And the panel has barely gotten started.
Tensions have flared between the California Republican and Maryland Democrat over the past month on everything from whether the minority will be allowed to provide opening statements at hearings and have input over subpoenas to whether Democrats will be allowed to call witnesses.
The battles have largely played out in letters between the two lawmakers and through the media. The latest salvo came earlier this week when Cummings tried to circumvent Issa by trying to obtain materials from industry groups that the chairman declined to immediately share with minority staff.
Cummings sent letters to more than 100 organizations requesting copies of their responses to Issa about which administration regulations impede job growth.
Cummings said in a statement that withholding committee records is a violation of House rules and that his latest appeal could have been avoided.
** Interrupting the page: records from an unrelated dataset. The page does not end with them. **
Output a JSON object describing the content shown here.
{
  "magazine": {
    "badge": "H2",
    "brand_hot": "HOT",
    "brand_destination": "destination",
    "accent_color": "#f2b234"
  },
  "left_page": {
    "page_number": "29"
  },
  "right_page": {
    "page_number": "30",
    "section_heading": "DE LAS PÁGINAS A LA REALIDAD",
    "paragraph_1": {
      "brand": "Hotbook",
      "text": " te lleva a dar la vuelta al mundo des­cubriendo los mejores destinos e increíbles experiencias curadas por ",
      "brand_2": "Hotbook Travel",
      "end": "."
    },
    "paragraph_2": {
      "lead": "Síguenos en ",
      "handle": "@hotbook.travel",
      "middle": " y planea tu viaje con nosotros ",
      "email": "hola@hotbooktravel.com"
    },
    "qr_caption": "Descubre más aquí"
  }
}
"I fully support bipartisan efforts to improve federal regulations to increase job growth while preserving the core safeguards these regulations were intended to protect," Cummings said. "But since Chairman Issa has refused to provide Democrats with copies of the industry responses he has received to date, we have no choice but to request them ourselves."
Issa, who has only chaired the panel for a few weeks, has said that he is committed to sharing documents but that Cummings' demands are inconsistent with the precedent Democrats set when they were in charge. He plans to release the documents and his staff's analysis by Feb. 11.
Longtime observers of the Oversight Committee say sparring between the top two panel Members is less about process and more about partisanship. The panel is charged with overseeing the actions of the administration, pitting itself directly against President Barack Obama.
While Issa has served as the top Republican on the panel since 2008, this is his first turn leading the committee. He has set an aggressive agenda: calling for hearings seven days a week while also moving to aggressively investigate Obama's signature health care reform law and federal stimulus program.